Bringing tofu to Kenya?

CARD, the non-profit that I will be working for, is focusing on is food production. I’ve exchanged emails with the director of CARD and he’s told me to research value-adding to soya production. Apparently it’s a project that many groups that they are working with have expressed interest in but no one has taken it on. So hopefully I will be able to help…I mean, I enjoy tofu…

Here’s what I have learned about soya production:

When soybeans were first introduced to Western culture they were mainly used for oil and other industrial uses. Recently, a different type of seed adapted for consumption has gained popularity in the West. Soy-based food includes soy-based human foods include tofu, miso, soy sauce, natto, tempeh, soymilk, soy flour, soy oil, concentrates and isolates, and soy sprouts. Since 1999 when the USDA claim decided to permit the claim that soy intake can reduce the risk of heart disease by reducing cholestrerol, soy products have exploded in popularity. Soyfoods (think soy milk/cheese/butter/meat products) are now a $2.5 billion dollar industry in the U.S. alone.[1]

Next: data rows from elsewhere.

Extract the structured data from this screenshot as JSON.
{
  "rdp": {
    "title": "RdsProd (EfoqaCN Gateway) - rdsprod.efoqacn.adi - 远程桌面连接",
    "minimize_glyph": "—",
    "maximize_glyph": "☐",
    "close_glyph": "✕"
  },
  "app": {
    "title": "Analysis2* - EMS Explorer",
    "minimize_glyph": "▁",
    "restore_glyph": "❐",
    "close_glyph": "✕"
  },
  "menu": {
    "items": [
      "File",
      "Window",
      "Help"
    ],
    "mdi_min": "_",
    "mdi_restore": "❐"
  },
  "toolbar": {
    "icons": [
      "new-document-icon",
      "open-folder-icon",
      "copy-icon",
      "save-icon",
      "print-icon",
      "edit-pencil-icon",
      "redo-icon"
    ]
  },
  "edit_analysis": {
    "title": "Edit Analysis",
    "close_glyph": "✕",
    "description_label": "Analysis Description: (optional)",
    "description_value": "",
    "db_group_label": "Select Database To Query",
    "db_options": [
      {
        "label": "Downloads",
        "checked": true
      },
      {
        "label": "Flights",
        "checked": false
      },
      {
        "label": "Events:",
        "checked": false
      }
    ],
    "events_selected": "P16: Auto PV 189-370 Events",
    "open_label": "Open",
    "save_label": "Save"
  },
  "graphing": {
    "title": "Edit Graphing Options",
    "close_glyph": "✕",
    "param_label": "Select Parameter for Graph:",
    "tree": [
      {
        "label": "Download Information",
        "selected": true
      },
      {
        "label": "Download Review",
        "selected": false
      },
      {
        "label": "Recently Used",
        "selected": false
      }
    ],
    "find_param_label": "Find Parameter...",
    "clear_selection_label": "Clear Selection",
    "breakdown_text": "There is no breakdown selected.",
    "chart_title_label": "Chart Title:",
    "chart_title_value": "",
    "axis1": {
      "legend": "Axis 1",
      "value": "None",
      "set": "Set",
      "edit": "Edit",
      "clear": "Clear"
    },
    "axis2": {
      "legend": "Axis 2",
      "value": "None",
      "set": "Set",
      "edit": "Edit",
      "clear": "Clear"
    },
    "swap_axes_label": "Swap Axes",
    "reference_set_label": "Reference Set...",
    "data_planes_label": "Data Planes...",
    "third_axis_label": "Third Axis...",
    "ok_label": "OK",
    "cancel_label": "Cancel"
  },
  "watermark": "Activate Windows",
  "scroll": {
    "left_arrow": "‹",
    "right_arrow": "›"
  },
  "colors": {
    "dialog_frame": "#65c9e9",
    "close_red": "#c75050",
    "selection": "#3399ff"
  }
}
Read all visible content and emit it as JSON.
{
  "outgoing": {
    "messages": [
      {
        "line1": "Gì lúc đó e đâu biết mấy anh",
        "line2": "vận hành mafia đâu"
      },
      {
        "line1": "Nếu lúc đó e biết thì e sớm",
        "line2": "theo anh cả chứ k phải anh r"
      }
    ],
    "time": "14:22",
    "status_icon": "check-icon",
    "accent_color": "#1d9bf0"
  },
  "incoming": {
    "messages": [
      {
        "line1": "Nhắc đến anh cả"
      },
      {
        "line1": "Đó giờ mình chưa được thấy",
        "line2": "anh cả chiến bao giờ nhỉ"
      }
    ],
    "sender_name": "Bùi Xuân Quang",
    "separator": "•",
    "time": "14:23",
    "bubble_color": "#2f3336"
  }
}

In order to make the more valuable soy-based foods, soy producers need to think about a number of factors. First, the soybean seeds selected need to be “food-grade beans” such Vinton 81 and Hutchinson instead as not oil varieties. Jacques J-231, Burlison, Jack, Beeson 80, HP 204, Ohio FG1, and Ohio FG2 can also be used. Although there is no market standard for the “ideal” bean, visual appearance is crucial for most buyers. The seed coats must be colorless and Hilum color “bleeding” into the seed coat is unacceptable (although a light-colored hilum is often okay). Perfectly round seeds are usually best.

For natto (a sticky coating made from fermented soybeans popular in Asian foods) small seeds are used and soybeans with a high content of carbohydrate for quick conversion to sugars during fermentation are preferred. For tofu, large seeds with a high protein content are best.

Since the physical appearance of the bean is so important, proper harvest is crucial. According to Bachmann (2001)

“Small-seeded soybeans tend to thresh well, but air adjustments may have to be fine-tuned to remove chaff without blowing the small seeds out the back of the combine. Large-seeded soybeans are extremely prone to mechanical damage during threshing operations, which can knock off the seed coat and/or split the embryo into its cotyledonal halves. Combine cylinder speeds will have to be slowed considerably to avoid this, and the crop may require harvesting at somewhat higher moisture content.

The seeds must also be harvested quickly because seeds deteriorate after the moisture seed’s moisture content drops to 14%. They need to be stored in a place where there is 13 % or less moisture content BUT very dry beans split when bean transferred.

Also, soybean plants are sensitive to day length so growers need to pay attention to which variety is best adapted to the area.

I think I’m going to be spending a lot of time on the International Soybean Program (INTSOY) website…

[1] Bachmann, J. (2001). Soyfoods: Adding Value to Soybeans. ATTRA Publication # CT153.